Millions of drivers are willing to risk their safety and licence by drinking and driving.
A series of new studies have found between a fifth and quarter of drivers will ignore the legal guidelines and follow their own feelings or self-defined â€œsafeâ€ limit this Christmas.
That includes one in 10 confident that they can drink more than the legal limit before their driving ability is affected.
Despite huge anti-drink-driving campaigns, a CarTakeBack.com and YouGov survey found that almost one in five (17 per cent) think itâ€™s sometimes acceptable to drive after drinking – as long as they feel unaffected.
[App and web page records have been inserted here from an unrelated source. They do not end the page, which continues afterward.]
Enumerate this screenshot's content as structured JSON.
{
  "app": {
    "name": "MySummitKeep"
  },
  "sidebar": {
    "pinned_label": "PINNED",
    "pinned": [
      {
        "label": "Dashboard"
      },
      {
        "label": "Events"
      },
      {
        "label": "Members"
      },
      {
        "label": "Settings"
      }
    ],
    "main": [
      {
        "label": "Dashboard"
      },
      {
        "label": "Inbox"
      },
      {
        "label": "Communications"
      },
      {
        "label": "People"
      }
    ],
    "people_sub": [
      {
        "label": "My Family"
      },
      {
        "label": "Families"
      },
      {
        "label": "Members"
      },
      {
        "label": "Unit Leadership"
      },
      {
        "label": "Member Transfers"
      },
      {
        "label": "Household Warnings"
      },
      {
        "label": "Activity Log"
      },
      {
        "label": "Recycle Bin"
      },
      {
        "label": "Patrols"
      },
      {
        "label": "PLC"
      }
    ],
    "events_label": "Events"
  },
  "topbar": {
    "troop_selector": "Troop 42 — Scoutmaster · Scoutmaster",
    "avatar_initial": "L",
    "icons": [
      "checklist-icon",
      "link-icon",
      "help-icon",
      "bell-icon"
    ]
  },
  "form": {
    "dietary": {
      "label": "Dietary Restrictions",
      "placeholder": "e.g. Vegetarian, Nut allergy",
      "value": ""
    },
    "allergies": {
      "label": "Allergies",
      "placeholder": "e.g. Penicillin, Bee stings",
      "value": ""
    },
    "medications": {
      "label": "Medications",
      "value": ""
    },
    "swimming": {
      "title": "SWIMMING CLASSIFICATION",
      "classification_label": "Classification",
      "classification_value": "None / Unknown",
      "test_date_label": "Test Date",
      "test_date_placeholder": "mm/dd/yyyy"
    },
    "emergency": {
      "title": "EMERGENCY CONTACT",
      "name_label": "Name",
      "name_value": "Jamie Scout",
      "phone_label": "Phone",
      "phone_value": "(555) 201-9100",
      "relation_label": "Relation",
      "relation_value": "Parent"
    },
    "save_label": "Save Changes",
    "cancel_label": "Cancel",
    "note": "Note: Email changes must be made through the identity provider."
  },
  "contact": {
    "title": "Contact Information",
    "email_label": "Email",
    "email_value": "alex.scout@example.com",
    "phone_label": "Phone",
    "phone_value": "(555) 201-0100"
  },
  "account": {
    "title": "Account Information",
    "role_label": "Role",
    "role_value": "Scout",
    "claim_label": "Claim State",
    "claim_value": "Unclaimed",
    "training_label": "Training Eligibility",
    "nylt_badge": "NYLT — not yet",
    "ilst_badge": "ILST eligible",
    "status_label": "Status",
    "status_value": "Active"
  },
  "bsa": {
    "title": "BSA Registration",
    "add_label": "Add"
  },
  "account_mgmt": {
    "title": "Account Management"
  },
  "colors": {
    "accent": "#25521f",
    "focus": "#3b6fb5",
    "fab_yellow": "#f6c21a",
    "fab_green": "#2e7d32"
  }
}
With 40 million driving licences in Great Britain, this is nearly seven million drivers.
A similar poll by breathalyser maker Alcosense found that 24 per cent of people would drive after having a few drinks if they felt sure they were under the limit but seven per cent were willing to drive even if they thought they were at or above the legal limit.
And an RAC study, in conjunction with the Think! drive-drive campaign, found that a quarter of people are happy to have one small alcoholic drink before driving while 10 per cent will have a large one and two per cent will have two, even though this could push them over the limit.
While alcohol affects everyone differently, the legal limits are clear but many drivers believe they will know if theyâ€™re over the limit without checking.
Motorists caught driving under the influence can have their licence revoked, face an unlimited fine and even be jailed for up to six months.
UK drink-drive limits
England, Wales and Northern Ireland: 80mg of alcohol per 100ml of blood
Scotland: 50mg/100ml blood
Getting away with it
The Alcosense poll found that of those willing to risk it 48 per cent said it was because they only had a short distance to drive and the same proportion would do it because they thought they wouldnâ€™t get caught.
The RAC also found that while 40 per cent of people had a friend they believed was guilty of drink-driving more than a quarter (28 per cent) wouldn’t step in to stop a drunk pal getting behind the wheel.
Data from Police.uk shows December is the month with the highest number of positive or refused breath tests on the roads. In the latest data, there were 5,869 in December compared to 4,446 in February.
Neil Greig, IAM RoadSmart’s policy and research director, said: â€œChristmas can be a perfect storm for drink-driving. Temptations all around, the normal rules relaxed, and as this survey suggests, a high level of ignorance and misunderstanding around limits and safe levels.â€
A 2011 government report by Sir Peter North stated that drivers with a blood alcohol concentration between 50mg and 80mg are 2-2.5 times more likely to be involved in a crash than drivers with zero alcohol, and up to six times more likely to be involved in a fatal collision.
Mr Greig added: â€œUltimately there is no safe level of alcohol in the blood if you intend to drive. The simplest message is none for the road. Plan your night out so that you can enjoy yourself and not have any stress about the journey home.â€
The morning after
Hunter Abbott, MD of AlcoSense and a member of the Parliamentary Advisory Council for Transport Safety added that many drivers forget about the morning-after effect.
A quarter of motorists polled by his company said they would drive at 7am after Christmas party drinks, despite the risk of residual alcohol impairing their ability to drive.
â€œAlmost 20 per cent of drink drive convictions are the morning after the night before, and a third of all breath tests after an accident are conducted between 7am and 1pm,â€ he said.
â€œThe message is clear. If youâ€™re planning to have a festive drink, leave the car keys behindâ€.